It’s probably the last thing on your mind, but make sure once you’re settled in to your new home and the children have been accepted at their new school that you enquire about transport. If you can walk the kids to school then great, but you might simply live too far away for this to be an option and if you’re starting a new job and don’t have the time to do the school run by car then you need to make sure they know how to get about by themselves.
Some schools will offer a free or small fee bus service that collects all the children on a particular route. Others don’t, meaning your children will have to get themselves there and back unaided. This can be a particularly daunting prospect for children in an unfamiliar country who’ve possibly never had to negotiate the logistics of public transport alone before.
Once you’ve settled in, see if you can do a test run with them to make sure they understand how to get around and what to do at all the various stages – including what to say in their new language if necessary, as well as making sure they understand the foreign currency. Not only will this put their minds at rest, but yours also. If there’s a neighbour nearby whose child regularly does the same journey, see if you can invite them over a few times before they start school.

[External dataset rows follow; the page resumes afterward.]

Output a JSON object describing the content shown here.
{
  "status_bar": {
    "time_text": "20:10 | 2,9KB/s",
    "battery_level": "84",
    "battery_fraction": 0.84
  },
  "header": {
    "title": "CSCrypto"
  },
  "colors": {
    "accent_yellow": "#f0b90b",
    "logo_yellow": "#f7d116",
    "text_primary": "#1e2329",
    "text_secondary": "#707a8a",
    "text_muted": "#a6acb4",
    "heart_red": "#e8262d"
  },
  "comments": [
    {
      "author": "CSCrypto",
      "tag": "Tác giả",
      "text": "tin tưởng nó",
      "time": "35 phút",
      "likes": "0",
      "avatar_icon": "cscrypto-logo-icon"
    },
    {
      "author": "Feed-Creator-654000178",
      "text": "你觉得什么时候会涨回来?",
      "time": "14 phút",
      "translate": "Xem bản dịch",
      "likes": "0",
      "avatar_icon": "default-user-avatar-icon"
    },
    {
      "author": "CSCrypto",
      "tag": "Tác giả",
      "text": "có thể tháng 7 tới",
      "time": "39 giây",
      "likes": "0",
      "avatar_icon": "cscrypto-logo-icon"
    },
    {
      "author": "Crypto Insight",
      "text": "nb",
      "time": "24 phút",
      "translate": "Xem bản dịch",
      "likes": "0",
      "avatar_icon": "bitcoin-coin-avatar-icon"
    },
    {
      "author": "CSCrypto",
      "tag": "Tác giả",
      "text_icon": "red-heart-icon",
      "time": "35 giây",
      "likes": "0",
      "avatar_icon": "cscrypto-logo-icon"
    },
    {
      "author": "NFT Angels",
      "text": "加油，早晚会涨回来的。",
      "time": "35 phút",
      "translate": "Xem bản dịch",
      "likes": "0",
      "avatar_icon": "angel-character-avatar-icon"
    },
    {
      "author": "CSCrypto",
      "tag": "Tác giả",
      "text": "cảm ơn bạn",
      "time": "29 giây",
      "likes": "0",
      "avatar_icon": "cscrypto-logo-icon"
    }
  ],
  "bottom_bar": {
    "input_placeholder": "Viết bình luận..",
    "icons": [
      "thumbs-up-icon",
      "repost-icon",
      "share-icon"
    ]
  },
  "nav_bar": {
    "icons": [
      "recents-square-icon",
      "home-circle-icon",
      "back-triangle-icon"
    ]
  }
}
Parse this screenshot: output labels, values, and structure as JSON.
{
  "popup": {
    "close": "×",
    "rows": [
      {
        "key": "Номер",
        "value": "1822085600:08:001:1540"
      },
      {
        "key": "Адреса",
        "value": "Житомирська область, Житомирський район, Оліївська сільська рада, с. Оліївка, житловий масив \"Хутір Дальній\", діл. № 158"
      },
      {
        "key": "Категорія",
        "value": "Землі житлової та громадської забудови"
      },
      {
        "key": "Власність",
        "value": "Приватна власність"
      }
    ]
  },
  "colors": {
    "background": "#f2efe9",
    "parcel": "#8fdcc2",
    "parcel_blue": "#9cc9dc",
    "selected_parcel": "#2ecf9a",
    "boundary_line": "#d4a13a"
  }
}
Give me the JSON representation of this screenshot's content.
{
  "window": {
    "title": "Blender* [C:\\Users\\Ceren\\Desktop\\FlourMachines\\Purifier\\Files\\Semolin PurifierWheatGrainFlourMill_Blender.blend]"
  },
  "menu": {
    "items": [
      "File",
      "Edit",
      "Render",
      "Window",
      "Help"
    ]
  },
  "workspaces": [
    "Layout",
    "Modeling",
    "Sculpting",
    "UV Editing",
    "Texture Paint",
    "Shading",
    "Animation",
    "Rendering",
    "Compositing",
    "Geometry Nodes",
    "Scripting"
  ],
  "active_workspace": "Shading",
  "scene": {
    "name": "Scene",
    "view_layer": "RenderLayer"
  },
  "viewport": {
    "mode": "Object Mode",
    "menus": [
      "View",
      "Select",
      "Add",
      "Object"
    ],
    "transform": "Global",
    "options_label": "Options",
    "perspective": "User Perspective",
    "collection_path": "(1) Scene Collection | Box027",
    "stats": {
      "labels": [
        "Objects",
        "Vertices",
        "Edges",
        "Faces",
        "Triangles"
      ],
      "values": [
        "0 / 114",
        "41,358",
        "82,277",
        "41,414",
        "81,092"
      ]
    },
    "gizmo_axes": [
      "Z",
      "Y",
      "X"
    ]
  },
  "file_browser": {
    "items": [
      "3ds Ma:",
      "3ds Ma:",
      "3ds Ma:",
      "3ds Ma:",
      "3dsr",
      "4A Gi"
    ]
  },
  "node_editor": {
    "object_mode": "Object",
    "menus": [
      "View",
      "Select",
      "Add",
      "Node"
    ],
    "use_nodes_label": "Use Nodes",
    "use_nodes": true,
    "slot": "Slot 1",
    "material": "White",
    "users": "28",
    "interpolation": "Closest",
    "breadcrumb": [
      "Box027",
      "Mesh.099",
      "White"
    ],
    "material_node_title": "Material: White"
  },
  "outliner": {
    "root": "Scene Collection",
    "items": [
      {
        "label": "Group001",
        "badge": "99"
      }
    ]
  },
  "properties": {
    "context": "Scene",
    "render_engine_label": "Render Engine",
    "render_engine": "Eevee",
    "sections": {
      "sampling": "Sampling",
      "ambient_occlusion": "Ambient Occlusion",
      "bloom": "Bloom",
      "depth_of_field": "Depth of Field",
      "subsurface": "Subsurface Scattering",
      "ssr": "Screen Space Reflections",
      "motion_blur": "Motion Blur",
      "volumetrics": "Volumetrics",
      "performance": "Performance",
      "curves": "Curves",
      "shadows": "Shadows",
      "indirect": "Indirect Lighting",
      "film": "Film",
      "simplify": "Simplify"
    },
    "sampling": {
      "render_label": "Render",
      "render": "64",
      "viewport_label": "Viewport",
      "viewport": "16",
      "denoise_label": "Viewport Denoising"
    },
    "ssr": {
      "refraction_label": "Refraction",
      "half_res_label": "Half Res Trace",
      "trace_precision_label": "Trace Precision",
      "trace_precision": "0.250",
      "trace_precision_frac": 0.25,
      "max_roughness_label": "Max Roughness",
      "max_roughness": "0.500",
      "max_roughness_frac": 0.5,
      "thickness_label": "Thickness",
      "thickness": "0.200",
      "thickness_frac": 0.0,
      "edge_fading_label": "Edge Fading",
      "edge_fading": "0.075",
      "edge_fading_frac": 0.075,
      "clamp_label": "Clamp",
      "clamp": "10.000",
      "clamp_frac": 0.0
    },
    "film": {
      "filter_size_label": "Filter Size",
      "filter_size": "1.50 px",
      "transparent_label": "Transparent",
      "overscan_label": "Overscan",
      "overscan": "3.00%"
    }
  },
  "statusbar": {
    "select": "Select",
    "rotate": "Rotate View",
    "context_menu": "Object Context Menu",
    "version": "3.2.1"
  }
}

Having a familiar face to look out for on the journey can be comforting in those first few unfamiliar weeks.
Make it official
And last, but by no means least, always, always, always enquire about the Visa procedure for your children when enrolling with a new school. As you will probably know by now, every country will have a different policy when it comes to visa requirements for each and every member of the family. Some countries will allow your children to attend school for a short period under your visa, but most will require that they have a visa in their own right (usually a student visa).
There is little point in going through all of this hard work in picking a school and trying to settle your children in if they’re just going to be removed within a few weeks, only for you to have to go through it all again. Visas should always be your first priority when organising your move abroad and never an afterthought.